Tuesday, March 31, 2009

Following the Trail of Truth, 100 years later

WHAT: Dragonfly Lecture, "Tell Them Willie Boy Was (Still) Here."
CO-SPONSORS: Dorothy Ramon Learning Center, 
WHEN & WHERE: 6 p.m. April 20 at the Learning Center, 17 W. Hays, Banning, CA.
Your Donations at the door will benefit the Learning Center, which saves and shares Southern California's American Indian cultures, languages, history, and traditional arts.

Willie Boy, 100 years later
In what became the West’s last famous manhunt, a man named Willie Boy shot and killed another man 100 years ago at Gilman Ranch in Banning. Willie Boy then ran off with the dead man’s young daughter. A posse chased him for more than a dozen days over 600 miles of desert, finally reporting that Willie Boy killed the girl and then killed himself.

People have been arguing about what really happened ever since. As the saga of Willie Boy reaches its 100th anniversary this October, the controversy doesn’t appear to be letting up. Clifford E. Trafzer, a UC Riverside history professor, supports what many Indian people believe: He says Willie Boy escaped and lived for many years after.

Trafzer will share his research, based on oral and archival histories, in his Dragonfly Lecture, “Tell Them Willie Boy Was (Still) Here.” 

What's in the history books
Trafzer contradicts the tales famously told by Harry Lawton in the 1960 book Willie Boy, and then made more famous in the 1969 Robert Redford film, Tell Them Willie Boy is Here, and revived in 1994 by James Sandos and Larry Burgess (The Hunt for Willie Boy).

According to the legend, William Mike, a Chemehuevi Indian shaman, or religious leader, wouldn’t let Willie Boy, a Chemehuevi or Southern Paiute, marry his daughter. Willie Boy then killed Mike during the apricot harvest at Gilman Ranch in Banning, and took off with the daughter, Carlota. The October 1909 posse chase made national headlines, hyping a possible Indian uprising and warning of assassination dangers to President William Taft, who at the time was visiting Inland Southern California, many miles away from the posse chase.

During the famous chase, Willie Boy supposedly killed Carlota because she was slowing down his flight. Under the intense media spotlight, the posse reported that he then killed himself to avoid capture and said that posse members later burned his body. A plaque commemorates that site on Ruby Mountain.

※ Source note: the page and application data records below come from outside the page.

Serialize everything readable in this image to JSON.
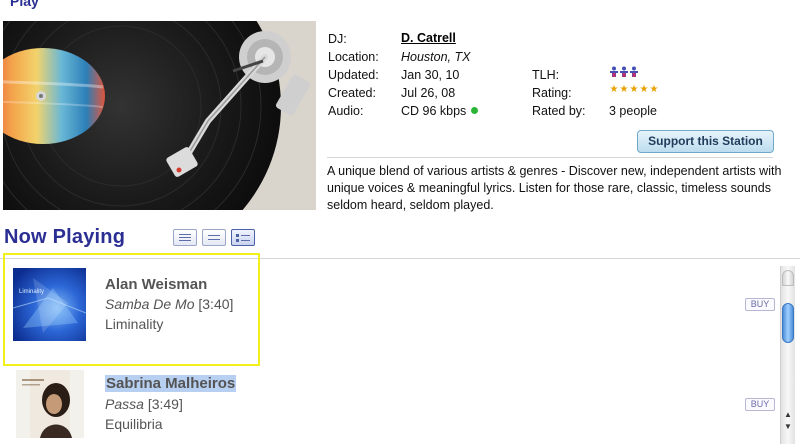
{
  "header": {
    "top_link": "Play"
  },
  "station": {
    "fields": {
      "dj_label": "DJ:",
      "dj_value": "D. Catrell",
      "location_label": "Location:",
      "location_value": "Houston, TX",
      "updated_label": "Updated:",
      "updated_value": "Jan 30, 10",
      "created_label": "Created:",
      "created_value": "Jul 26, 08",
      "audio_label": "Audio:",
      "audio_value": "CD 96 kbps",
      "tlh_label": "TLH:",
      "rating_label": "Rating:",
      "rated_by_label": "Rated by:",
      "rated_by_value": "3 people"
    },
    "rating": {
      "stars": 5,
      "max": 5
    },
    "support_button": "Support this Station",
    "description": "A unique blend of various artists & genres - Discover new, independent artists with unique voices & meaningful lyrics. Listen for those rare, classic, timeless sounds seldom heard, seldom played.",
    "colors": {
      "link_blue": "#2b2f93",
      "audio_status": "#2bb536",
      "star": "#e8a100"
    }
  },
  "now_playing": {
    "title": "Now Playing",
    "tracks": [
      {
        "artist": "Alan Weisman",
        "song": "Samba De Mo",
        "duration": "[3:40]",
        "album": "Liminality",
        "buy": "BUY",
        "cover_text": "Liminality"
      },
      {
        "artist": "Sabrina Malheiros",
        "song": "Passa",
        "duration": "[3:49]",
        "album": "Equilibria",
        "buy": "BUY",
        "cover_text": ""
      }
    ]
  }
}
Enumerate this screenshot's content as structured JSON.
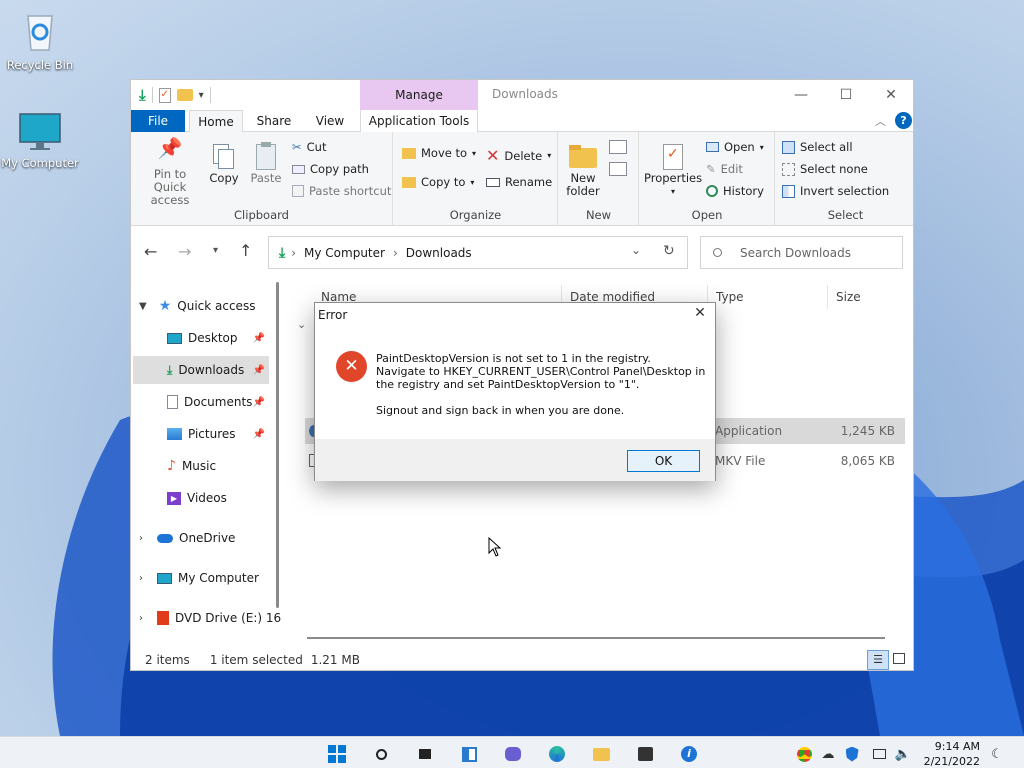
{
  "desktop": {
    "icons": [
      {
        "label": "Recycle Bin"
      },
      {
        "label": "My Computer"
      }
    ]
  },
  "window": {
    "title": "Downloads",
    "manage_tab": "Manage",
    "tabs": {
      "file": "File",
      "home": "Home",
      "share": "Share",
      "view": "View",
      "app_tools": "Application Tools"
    },
    "ribbon": {
      "clipboard": {
        "pin": "Pin to Quick access",
        "copy": "Copy",
        "paste": "Paste",
        "cut": "Cut",
        "copy_path": "Copy path",
        "paste_shortcut": "Paste shortcut",
        "label": "Clipboard"
      },
      "organize": {
        "move_to": "Move to",
        "copy_to": "Copy to",
        "delete": "Delete",
        "rename": "Rename",
        "label": "Organize"
      },
      "new": {
        "new_folder": "New folder",
        "label": "New"
      },
      "open": {
        "properties": "Properties",
        "open": "Open",
        "edit": "Edit",
        "history": "History",
        "label": "Open"
      },
      "select": {
        "select_all": "Select all",
        "select_none": "Select none",
        "invert": "Invert selection",
        "label": "Select"
      }
    },
    "address": {
      "crumbs": [
        "My Computer",
        "Downloads"
      ],
      "search_placeholder": "Search Downloads"
    },
    "nav": {
      "quick_access": "Quick access",
      "items": [
        {
          "label": "Desktop"
        },
        {
          "label": "Downloads"
        },
        {
          "label": "Documents"
        },
        {
          "label": "Pictures"
        },
        {
          "label": "Music"
        },
        {
          "label": "Videos"
        }
      ],
      "onedrive": "OneDrive",
      "my_computer": "My Computer",
      "dvd": "DVD Drive (E:) 16"
    },
    "columns": {
      "name": "Name",
      "date": "Date modified",
      "type": "Type",
      "size": "Size"
    },
    "files": [
      {
        "type": "Application",
        "size": "1,245 KB"
      },
      {
        "type": "MKV File",
        "size": "8,065 KB"
      }
    ],
    "status": {
      "count": "2 items",
      "selected": "1 item selected",
      "size": "1.21 MB"
    }
  },
  "dialog": {
    "title": "Error",
    "line1": "PaintDesktopVersion is not set to 1 in the registry.",
    "line2": "Navigate to HKEY_CURRENT_USER\\Control Panel\\Desktop in",
    "line3": "the registry and set PaintDesktopVersion to \"1\".",
    "line4": "Signout and sign back in when you are done.",
    "ok": "OK"
  },
  "taskbar": {
    "time": "9:14 AM",
    "date": "2/21/2022"
  },
  "colors": {
    "accent": "#0078d4",
    "manage_tab": "#e8c8f0",
    "error": "#e0462a"
  }
}
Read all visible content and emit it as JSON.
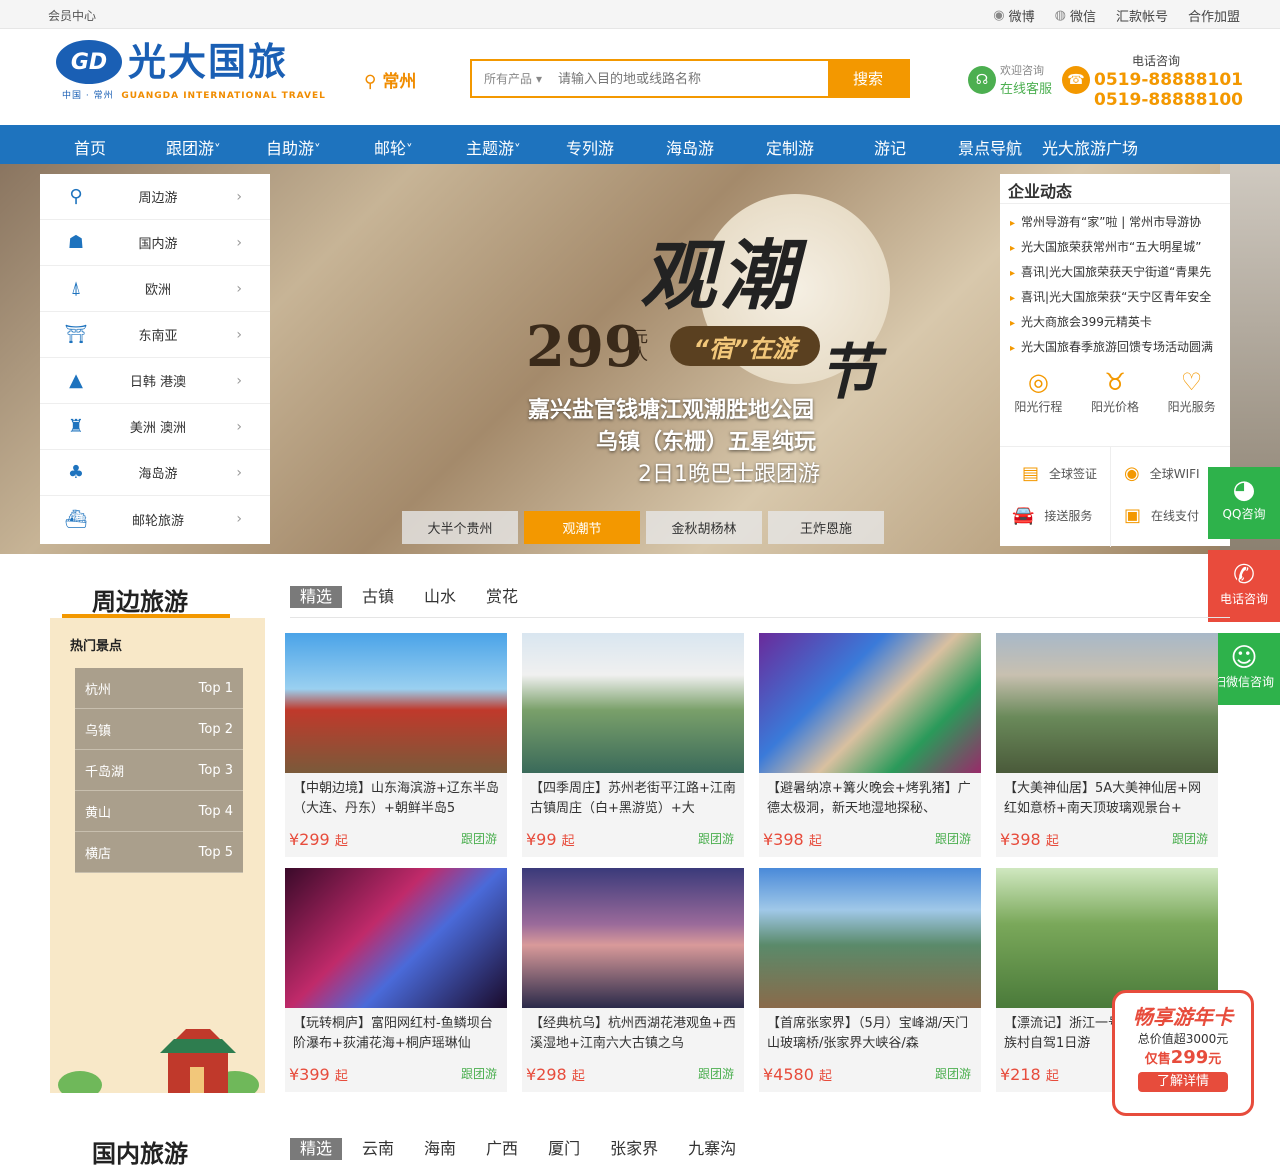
{
  "topbar": {
    "member": "会员中心",
    "links": [
      "微博",
      "微信",
      "汇款帐号",
      "合作加盟"
    ]
  },
  "header": {
    "brand": "光大国旅",
    "logo_mark": "GD",
    "logo_sub_cn": "中国 · 常州",
    "logo_sub_en": "GUANGDA INTERNATIONAL TRAVEL",
    "city": "常州",
    "search": {
      "category": "所有产品",
      "placeholder": "请输入目的地或线路名称",
      "button": "搜索"
    },
    "consult": {
      "line1": "欢迎咨询",
      "line2": "在线客服"
    },
    "phone": {
      "label": "电话咨询",
      "num1": "0519-88888101",
      "num2": "0519-88888100"
    }
  },
  "nav": [
    {
      "label": "首页",
      "caret": ""
    },
    {
      "label": "跟团游",
      "caret": "˅"
    },
    {
      "label": "自助游",
      "caret": "˅"
    },
    {
      "label": "邮轮",
      "caret": "˅"
    },
    {
      "label": "主题游",
      "caret": "˅"
    },
    {
      "label": "专列游",
      "caret": ""
    },
    {
      "label": "海岛游",
      "caret": ""
    },
    {
      "label": "定制游",
      "caret": ""
    },
    {
      "label": "游记",
      "caret": ""
    },
    {
      "label": "景点导航",
      "caret": ""
    },
    {
      "label": "光大旅游广场",
      "caret": ""
    }
  ],
  "sidemenu": [
    {
      "label": "周边游",
      "icon": "map-pin-icon"
    },
    {
      "label": "国内游",
      "icon": "china-map-icon"
    },
    {
      "label": "欧洲",
      "icon": "eiffel-tower-icon"
    },
    {
      "label": "东南亚",
      "icon": "temple-icon"
    },
    {
      "label": "日韩 港澳",
      "icon": "mountain-icon"
    },
    {
      "label": "美洲 澳洲",
      "icon": "statue-of-liberty-icon"
    },
    {
      "label": "海岛游",
      "icon": "palm-tree-icon"
    },
    {
      "label": "邮轮旅游",
      "icon": "cruise-ship-icon"
    }
  ],
  "banner": {
    "title": "观潮",
    "title_end": "节",
    "price": "299",
    "unit1": "元",
    "unit2": "人",
    "tag": "“宿”在游",
    "line1": "嘉兴盐官钱塘江观潮胜地公园",
    "line2": "乌镇（东栅）五星纯玩",
    "line3": "2日1晚巴士跟团游",
    "tabs": [
      "大半个贵州",
      "观潮节",
      "金秋胡杨林",
      "王炸恩施"
    ],
    "active_tab": 1
  },
  "news": {
    "title": "企业动态",
    "items": [
      "常州导游有“家”啦 | 常州市导游协",
      "光大国旅荣获常州市“五大明星城”",
      "喜讯|光大国旅荣获天宁街道“青果先",
      "喜讯|光大国旅荣获“天宁区青年安全",
      "光大商旅会399元精英卡",
      "光大国旅春季旅游回馈专场活动圆满"
    ],
    "features": [
      "阳光行程",
      "阳光价格",
      "阳光服务"
    ],
    "services": [
      "全球签证",
      "全球WIFI",
      "接送服务",
      "在线支付"
    ]
  },
  "float": {
    "qq": "QQ咨询",
    "phone": "电话咨询",
    "wechat": "扫微信咨询"
  },
  "section1": {
    "title": "周边旅游",
    "tabs": [
      "精选",
      "古镇",
      "山水",
      "赏花"
    ],
    "hot_title": "热门景点",
    "hot": [
      {
        "name": "杭州",
        "rank": "Top 1"
      },
      {
        "name": "乌镇",
        "rank": "Top 2"
      },
      {
        "name": "千岛湖",
        "rank": "Top 3"
      },
      {
        "name": "黄山",
        "rank": "Top 4"
      },
      {
        "name": "横店",
        "rank": "Top 5"
      }
    ],
    "cards": [
      {
        "title": "【中朝边境】山东海滨游+辽东半岛（大连、丹东）+朝鲜半岛5",
        "price": "¥299",
        "suffix": "起",
        "type": "跟团游",
        "img": "linear-gradient(180deg,#4aa3e8 0%,#9ad0f0 40%,#c0392b 55%,#7a5a3a 100%)"
      },
      {
        "title": "【四季周庄】苏州老街平江路+江南古镇周庄（白+黑游览）+大",
        "price": "¥99",
        "suffix": "起",
        "type": "跟团游",
        "img": "linear-gradient(180deg,#d9e6f0 0%,#f0f0f0 30%,#7aa06a 55%,#3a6a5a 100%)"
      },
      {
        "title": "【避暑纳凉+篝火晚会+烤乳猪】广德太极洞，新天地湿地探秘、",
        "price": "¥398",
        "suffix": "起",
        "type": "跟团游",
        "img": "linear-gradient(135deg,#6a2a9a 0%,#3a7ad9 35%,#d9c0a0 55%,#2a9a5a 75%,#9a2a6a 100%)"
      },
      {
        "title": "【大美神仙居】5A大美神仙居+网红如意桥+南天顶玻璃观景台+",
        "price": "¥398",
        "suffix": "起",
        "type": "跟团游",
        "img": "linear-gradient(180deg,#a8b8c8 0%,#c8c0b0 30%,#6a8a5a 60%,#4a5a3a 100%)"
      },
      {
        "title": "【玩转桐庐】富阳网红村-鱼鳞坝台阶瀑布+荻浦花海+桐庐瑶琳仙",
        "price": "¥399",
        "suffix": "起",
        "type": "跟团游",
        "img": "linear-gradient(135deg,#3a0a2a 0%,#c02a6a 40%,#4a6ad9 60%,#1a0a2a 100%)"
      },
      {
        "title": "【经典杭乌】杭州西湖花港观鱼+西溪湿地+江南六大古镇之乌",
        "price": "¥298",
        "suffix": "起",
        "type": "跟团游",
        "img": "linear-gradient(180deg,#3a3a7a 0%,#9a6a9a 40%,#d99a9a 55%,#2a2a4a 100%)"
      },
      {
        "title": "【首席张家界】（5月）宝峰湖/天门山玻璃桥/张家界大峡谷/森",
        "price": "¥4580",
        "suffix": "起",
        "type": "跟团游",
        "img": "linear-gradient(180deg,#4a8ad9 0%,#a0c8e8 30%,#5a8a6a 55%,#8a6a4a 100%)"
      },
      {
        "title": "【漂流记】浙江一号公路+临安情畲族村自驾1日游",
        "price": "¥218",
        "suffix": "起",
        "type": "跟团游",
        "img": "linear-gradient(180deg,#d0e8c0 0%,#7aa85a 40%,#4a7a3a 100%)"
      }
    ]
  },
  "section2": {
    "title": "国内旅游",
    "tabs": [
      "精选",
      "云南",
      "海南",
      "广西",
      "厦门",
      "张家界",
      "九寨沟"
    ]
  },
  "promo": {
    "title": "畅享游年卡",
    "line1": "总价值超3000元",
    "line2_pre": "仅售",
    "line2_num": "299",
    "line2_suf": "元",
    "button": "了解详情"
  }
}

“Tell them we’re all out of souvenirs,” Deputy Sheriff Cooper (Robert Redford) says in the movie when people say burning the body ruins the chance for people to see the now-dead outlaw.

What really happened?
Trafzer said his research revealed that the posse accidentally killed Carlota, mistaking her for Willie Boy, and that Willie Boy then set a trap for the posse, shooting one and watching the rest flee him. Many Indians have said for years that Willie Boy escaped and died many years later, of tuberculosis in Nevada. Trafzer agrees.

The case illustrates how the power of oral narrative often is disregarded as part of the historical record, according to Trafzer. As UCR’s Costo Chair and a UCR history professor, he emphasizes how oral narratives hold the history of Southern California Indian nations. He invites people to share their knowledge as he continues his research in what continues to be a controversial chapter in national history.

For more information about the Dragonfly Lecture, call (951) 849-4676. Remember, your donations at the door will support Dorothy Ramon Learning Center’s nonprofit work of saving and sharing Southern California’s Native American cultures, languages, history, and traditional arts.

Saturday, March 28, 2009

Big Honors

Ernest Siva, the president and founder of Dorothy Ramon Learning Center, will receive an honorary doctorate from California State University, San Bernardino, at the university's June commencement ceremony, according to university officials. Read about it here.

Thursday, March 26, 2009

A conference for Indian education

Sunday, March 29-Tuesday, March 31 will find us in Palm Springs.
It's time for the 38th annual California Conference on American Indian Education.
This year's theme is Building Success through Tradition and Education.
Our President and Founder, Ernest Siva, will be speaking and sharing at the conference.
So will a host of other interesting and inspiring people.
The schedule is here. 
Hope to see you there!

Thursday, March 5, 2009

Websites in transition

Update on Friday, March 20:
Our websites will be down starting Monday, March 23, for a transition to a new server. We'll be back soon. 

Due to some pending changes and transitions on our server, the Dorothy Ramon Learning Center and Ushkana Press websites will go down soon, but we've been assured that the situation will be temporary.  Thanks for your patience!